Hey there, folks! Ever wonder how to make chicks friendly? Well, ponder no more. Whether you’re a newbie to backyard chicken farming or an old hand, we’re looking deep into the ABCs of turning your little chirpers into the nicest feathery friends on the block.
Why Is Chick Friendliness Important?
The Social Benefits
First things first, let’s chat about why you’d even want friendly chicks. In chicken society, harmony is like the best nesting box—everybody wants in. A peaceful pecking order ensures less stress, which ultimately means a happier, healthier, and more productive flock.
The Practical Benefits
On the human side of the coop, friendlier chicks are easier to handle—especially when it comes to health checks or moving them around. Plus, let’s be honest, who doesn’t want a flock that runs towards them instead of scattering like it’s Chicken Apocalypse?
Scared chickens are much more likely to become injured or worse. “Flying off the handle,” so to speak, is a sure way to injure a leg, lose some feathers, get hit by a car, or break a window.
Factors Affecting Chick Friendliness
While we can’t play matchmaker with chicken genetics, know that some breeds are naturally more social than others. So, if you’re starting from scratch, maybe opt for the Buff Orpingtons over the aloof Leghorns.
Don’t get me wrong, though.

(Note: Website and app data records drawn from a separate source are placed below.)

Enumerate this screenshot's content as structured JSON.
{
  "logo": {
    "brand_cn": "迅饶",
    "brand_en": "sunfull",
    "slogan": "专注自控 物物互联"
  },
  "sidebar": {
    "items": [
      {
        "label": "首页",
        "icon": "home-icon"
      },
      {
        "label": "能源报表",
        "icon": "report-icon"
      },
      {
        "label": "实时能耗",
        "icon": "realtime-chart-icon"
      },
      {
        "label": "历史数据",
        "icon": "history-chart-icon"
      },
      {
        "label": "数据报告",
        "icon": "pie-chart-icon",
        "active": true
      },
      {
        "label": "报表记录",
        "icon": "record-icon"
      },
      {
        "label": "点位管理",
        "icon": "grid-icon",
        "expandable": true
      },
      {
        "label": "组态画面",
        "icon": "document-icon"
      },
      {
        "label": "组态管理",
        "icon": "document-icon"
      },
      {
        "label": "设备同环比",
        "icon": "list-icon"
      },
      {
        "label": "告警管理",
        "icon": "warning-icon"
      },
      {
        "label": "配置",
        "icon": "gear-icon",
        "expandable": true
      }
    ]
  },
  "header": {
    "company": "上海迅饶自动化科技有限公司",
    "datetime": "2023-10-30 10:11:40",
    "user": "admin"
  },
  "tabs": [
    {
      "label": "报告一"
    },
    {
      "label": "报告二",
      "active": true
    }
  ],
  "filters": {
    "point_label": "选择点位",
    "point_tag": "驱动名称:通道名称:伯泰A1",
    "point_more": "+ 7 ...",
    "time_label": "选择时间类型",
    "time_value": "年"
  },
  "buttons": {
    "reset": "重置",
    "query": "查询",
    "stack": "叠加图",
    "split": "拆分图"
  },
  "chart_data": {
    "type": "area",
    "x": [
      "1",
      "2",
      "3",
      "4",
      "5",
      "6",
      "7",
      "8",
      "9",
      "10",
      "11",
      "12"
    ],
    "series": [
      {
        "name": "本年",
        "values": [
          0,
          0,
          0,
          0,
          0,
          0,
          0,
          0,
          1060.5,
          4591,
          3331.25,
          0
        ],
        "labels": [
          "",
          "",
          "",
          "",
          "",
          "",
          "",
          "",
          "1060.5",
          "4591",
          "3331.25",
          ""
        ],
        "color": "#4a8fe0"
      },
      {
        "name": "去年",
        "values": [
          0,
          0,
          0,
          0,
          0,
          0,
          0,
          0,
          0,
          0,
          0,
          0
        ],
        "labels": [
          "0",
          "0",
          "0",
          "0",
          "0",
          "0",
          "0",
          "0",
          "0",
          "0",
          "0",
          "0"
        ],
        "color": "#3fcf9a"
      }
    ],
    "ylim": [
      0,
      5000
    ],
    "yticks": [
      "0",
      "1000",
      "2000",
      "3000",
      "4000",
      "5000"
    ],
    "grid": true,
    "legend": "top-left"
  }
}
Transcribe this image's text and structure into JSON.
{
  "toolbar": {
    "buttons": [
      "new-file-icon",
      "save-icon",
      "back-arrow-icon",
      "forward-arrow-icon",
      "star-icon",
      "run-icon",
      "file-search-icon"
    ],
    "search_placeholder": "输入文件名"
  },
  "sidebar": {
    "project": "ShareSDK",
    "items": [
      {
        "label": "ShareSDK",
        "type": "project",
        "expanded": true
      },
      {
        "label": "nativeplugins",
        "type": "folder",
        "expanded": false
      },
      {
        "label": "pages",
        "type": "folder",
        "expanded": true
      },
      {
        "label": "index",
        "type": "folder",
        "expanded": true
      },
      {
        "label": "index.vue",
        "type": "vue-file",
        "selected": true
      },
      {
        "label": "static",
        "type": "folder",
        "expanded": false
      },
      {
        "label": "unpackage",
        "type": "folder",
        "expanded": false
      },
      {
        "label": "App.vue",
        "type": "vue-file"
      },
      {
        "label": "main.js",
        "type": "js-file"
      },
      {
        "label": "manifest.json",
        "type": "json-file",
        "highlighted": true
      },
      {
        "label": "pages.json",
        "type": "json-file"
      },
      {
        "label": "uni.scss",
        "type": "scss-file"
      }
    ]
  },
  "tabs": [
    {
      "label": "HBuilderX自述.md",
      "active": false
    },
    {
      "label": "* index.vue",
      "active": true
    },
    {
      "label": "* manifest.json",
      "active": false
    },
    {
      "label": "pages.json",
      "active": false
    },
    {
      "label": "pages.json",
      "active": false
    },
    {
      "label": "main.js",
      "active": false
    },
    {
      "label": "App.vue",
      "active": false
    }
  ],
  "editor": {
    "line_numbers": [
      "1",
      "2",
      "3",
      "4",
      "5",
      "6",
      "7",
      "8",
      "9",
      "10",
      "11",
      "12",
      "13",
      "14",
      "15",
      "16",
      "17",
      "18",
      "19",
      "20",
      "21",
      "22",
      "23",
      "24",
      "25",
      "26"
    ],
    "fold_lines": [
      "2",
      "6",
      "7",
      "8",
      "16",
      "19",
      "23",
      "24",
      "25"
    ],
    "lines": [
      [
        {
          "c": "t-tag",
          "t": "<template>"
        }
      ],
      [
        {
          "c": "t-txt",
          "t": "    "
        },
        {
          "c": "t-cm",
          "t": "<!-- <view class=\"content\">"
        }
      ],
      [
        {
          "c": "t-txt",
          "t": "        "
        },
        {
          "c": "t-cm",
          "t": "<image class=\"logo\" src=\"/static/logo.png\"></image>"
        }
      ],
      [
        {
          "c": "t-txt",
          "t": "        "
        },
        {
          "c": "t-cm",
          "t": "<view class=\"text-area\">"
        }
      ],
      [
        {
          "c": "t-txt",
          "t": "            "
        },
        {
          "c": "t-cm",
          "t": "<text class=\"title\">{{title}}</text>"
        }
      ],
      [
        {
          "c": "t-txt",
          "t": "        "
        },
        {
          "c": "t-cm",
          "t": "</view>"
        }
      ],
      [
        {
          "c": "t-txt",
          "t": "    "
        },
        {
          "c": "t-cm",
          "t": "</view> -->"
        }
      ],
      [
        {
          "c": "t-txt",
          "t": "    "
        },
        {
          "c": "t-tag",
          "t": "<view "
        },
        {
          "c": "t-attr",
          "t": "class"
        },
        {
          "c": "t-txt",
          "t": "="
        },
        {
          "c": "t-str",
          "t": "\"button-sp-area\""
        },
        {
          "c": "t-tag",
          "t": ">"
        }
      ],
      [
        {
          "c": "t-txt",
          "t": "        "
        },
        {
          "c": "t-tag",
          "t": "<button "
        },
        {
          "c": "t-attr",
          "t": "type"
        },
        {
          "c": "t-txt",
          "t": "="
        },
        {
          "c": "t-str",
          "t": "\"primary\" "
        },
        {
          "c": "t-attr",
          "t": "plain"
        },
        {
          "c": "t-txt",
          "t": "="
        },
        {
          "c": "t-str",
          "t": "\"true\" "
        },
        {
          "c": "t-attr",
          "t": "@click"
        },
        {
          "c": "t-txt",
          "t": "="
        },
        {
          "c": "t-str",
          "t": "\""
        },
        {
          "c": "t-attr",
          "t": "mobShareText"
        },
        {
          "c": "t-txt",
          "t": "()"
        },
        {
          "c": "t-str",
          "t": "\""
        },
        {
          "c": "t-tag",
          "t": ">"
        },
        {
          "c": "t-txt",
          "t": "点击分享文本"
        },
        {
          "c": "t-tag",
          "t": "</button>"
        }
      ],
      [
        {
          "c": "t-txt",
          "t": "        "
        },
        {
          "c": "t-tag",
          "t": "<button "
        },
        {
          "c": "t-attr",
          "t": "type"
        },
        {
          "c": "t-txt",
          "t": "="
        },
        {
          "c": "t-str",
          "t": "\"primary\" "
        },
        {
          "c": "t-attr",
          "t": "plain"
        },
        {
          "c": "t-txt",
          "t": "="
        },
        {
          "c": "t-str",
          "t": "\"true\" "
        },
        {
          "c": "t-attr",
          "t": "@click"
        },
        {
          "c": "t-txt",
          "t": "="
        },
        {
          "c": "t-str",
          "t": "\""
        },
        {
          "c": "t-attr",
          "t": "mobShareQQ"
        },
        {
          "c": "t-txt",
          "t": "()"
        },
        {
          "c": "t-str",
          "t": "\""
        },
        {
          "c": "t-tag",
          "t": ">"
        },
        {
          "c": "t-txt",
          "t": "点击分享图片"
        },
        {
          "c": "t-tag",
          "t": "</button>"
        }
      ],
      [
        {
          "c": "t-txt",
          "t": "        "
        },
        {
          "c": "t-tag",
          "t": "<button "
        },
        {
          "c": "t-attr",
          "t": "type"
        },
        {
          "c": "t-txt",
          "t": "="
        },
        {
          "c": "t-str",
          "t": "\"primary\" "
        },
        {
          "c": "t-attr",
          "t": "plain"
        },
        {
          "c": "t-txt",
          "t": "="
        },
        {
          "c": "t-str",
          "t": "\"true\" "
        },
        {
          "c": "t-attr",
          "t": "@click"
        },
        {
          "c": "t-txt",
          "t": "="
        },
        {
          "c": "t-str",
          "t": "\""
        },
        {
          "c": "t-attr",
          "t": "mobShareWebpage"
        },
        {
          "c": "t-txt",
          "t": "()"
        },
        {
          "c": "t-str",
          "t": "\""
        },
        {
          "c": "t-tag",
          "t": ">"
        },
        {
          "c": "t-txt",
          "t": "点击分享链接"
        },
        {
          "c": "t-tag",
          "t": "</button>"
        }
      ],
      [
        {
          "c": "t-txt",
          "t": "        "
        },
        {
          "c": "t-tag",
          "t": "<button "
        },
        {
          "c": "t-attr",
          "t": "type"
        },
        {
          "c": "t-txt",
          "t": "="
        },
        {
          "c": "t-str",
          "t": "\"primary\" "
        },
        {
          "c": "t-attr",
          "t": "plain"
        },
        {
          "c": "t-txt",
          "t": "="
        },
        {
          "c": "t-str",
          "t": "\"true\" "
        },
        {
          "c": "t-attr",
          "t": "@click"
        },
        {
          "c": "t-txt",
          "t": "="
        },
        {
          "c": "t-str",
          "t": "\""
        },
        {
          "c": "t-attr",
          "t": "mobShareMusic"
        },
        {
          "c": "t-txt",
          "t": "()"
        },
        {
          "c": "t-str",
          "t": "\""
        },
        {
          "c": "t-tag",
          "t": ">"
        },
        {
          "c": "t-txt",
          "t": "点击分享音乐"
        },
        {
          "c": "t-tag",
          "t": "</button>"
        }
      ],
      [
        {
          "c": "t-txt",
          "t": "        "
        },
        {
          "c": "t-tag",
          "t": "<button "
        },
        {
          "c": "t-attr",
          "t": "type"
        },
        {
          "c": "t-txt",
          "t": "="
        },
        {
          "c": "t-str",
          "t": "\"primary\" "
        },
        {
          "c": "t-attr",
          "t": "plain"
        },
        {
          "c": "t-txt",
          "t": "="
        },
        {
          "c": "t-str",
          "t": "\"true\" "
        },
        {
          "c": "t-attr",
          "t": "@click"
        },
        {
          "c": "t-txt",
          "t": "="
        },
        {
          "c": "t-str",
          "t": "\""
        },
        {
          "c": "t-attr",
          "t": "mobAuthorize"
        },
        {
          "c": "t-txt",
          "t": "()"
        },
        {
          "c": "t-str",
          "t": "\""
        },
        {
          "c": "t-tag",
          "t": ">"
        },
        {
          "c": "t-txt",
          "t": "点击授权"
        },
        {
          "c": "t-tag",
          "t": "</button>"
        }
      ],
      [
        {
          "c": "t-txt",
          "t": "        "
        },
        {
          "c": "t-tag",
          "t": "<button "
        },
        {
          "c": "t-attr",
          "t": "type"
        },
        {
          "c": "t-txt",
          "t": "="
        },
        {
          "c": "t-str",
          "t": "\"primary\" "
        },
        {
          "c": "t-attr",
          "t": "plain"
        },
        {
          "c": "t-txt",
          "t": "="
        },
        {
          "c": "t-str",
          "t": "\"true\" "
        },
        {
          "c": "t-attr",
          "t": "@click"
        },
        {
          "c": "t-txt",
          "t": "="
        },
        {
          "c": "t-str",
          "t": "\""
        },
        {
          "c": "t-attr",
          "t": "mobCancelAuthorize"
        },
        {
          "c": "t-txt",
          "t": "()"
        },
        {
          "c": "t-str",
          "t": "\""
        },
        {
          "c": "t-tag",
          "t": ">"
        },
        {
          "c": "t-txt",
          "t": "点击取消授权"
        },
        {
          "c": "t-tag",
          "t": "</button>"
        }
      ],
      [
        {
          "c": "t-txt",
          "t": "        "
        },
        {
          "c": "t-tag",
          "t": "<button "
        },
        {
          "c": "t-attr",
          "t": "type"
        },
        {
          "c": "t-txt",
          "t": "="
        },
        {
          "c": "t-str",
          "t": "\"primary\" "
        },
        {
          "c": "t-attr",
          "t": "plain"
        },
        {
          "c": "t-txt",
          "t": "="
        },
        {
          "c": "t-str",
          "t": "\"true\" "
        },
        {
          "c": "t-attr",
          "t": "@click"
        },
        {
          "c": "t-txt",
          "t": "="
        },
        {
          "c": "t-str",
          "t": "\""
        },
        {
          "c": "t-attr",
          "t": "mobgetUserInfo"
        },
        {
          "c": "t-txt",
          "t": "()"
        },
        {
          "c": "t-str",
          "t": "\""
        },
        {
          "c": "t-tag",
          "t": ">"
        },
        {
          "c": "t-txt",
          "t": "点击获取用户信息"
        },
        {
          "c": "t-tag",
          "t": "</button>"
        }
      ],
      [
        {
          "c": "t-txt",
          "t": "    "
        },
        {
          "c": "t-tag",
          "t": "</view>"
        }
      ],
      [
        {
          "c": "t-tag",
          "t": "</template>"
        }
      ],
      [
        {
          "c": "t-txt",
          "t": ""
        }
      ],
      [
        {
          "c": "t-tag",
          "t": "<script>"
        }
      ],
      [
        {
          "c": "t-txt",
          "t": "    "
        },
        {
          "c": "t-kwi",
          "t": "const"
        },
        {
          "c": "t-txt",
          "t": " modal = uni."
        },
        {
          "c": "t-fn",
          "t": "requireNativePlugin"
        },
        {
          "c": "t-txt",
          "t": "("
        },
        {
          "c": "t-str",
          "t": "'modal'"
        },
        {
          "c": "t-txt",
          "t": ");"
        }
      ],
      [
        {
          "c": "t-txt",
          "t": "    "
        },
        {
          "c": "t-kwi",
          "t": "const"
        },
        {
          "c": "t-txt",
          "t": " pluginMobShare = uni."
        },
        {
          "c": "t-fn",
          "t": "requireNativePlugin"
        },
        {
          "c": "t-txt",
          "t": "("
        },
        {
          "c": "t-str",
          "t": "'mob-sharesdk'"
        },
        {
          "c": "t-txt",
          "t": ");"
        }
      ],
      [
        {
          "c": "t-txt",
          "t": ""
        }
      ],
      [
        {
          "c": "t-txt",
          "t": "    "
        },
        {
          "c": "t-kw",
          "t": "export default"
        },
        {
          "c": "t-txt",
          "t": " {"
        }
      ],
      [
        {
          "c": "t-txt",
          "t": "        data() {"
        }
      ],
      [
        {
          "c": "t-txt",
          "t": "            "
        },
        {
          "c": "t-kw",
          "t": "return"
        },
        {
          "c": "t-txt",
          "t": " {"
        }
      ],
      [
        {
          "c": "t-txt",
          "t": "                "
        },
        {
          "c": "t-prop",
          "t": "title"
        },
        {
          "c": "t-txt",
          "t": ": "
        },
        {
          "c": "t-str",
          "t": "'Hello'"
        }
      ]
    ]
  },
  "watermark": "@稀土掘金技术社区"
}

Just because Leghorns might be inherently aloof, they are an outstanding addition to any flock because of their excellent egg-laying capacity.
A stress-free brooder setup means relaxed chicks. Relaxed chicks are more likely to be friendly chicks. Ensure they have ample space, warm bedding, and a balanced diet. Trust me, it sets the stage for friendliness.
Ah, the role of the humble human—yep, that’s you! The more you interact in a calm and caring manner, the more likely those chicks will think you’re part of their pecking order—in a good way!
Just a quick reminder here… try not to handle chicks too early. During their first two days out of the shell, they should be allowed to sleep, and sleep some more. Then, you can gently play with them until, eventually, they welcome your approach.
Strategies for Making Chicks Friendly
Baby chicks are like sponges, soaking up experiences that shape their adult personalities. Start gentle handling from day two. Hold them briefly and softly to avoid any undue stress.
Before you know it, they will be climbing all over you. Hint – Keep tissues handy;)
The secret sauce in the recipe for friendly chicks? Consistency. Make sure you’re regularly cooing, petting, and holding them. You’re their Big Chicken, and they look up to you.
A tidbit of food goes a long way in building trust. Start with easy-to-digest treats like scrambled eggs. It’s like giving them a taste of the good life, quite literally!
Got some old-school hens who are already social butterflies? Let them mentor your little ones. Also, throw in some toys or shiny objects for them to explore. It’ll help them associate your presence with Fun Times.
Common Mistakes to Avoid
Just like people, chicks need their space. If they start avoiding you or seem stressed out, maybe dial it back a bit, eh?
Don’t be too concerned. In time, you will learn the chicks’ social cues.
Picking them up by their head, wings, or legs is a no-no. Always gently scoop them up, supporting their bodies fully. Be careful with their tiny feet and legs. They need them for the scratch part of scratch and peck.
Wrong Treat Choices
Citrus and chocolate are on the chick’s list of forbidden foods. So are onions, garlic, apple seeds (contain arsenic), salt, and raw beans. Stick to safe options, like grains or veggies, to avoid any gastrointestinal drama.
Signs Your Efforts Are Paying Off
When those chicks start following you around, that’s your cue! It means they consider you part of their flock, not just the giant who refills the food bowl.
Hear a soft ‘cluck-cluck’ or ‘purr’? That’s basically chicken for “I like you.”
FAQs about Making Chicks Friendly
Some quick-fire answers to your burning questions:
- Yes, older chicks can be trained to be friendly.
- Changes in behavior can be seen in as little as a week, depending on your efforts.
- Both hens and roosters can be socialized, but roosters might require a bit more caution due to their natural instincts.
Well, there you have it, folks! Your foolproof guide on how to make chicks friendly. Now, I’d love to hear your tales from the coop. Tried any of these techniques? Have any cluck-tastic tips of your own? Spill the feed in the comments!
Look at The Chicken Whisperer’s Guide to Backyard Chickens for additional expert advice on chick behavior.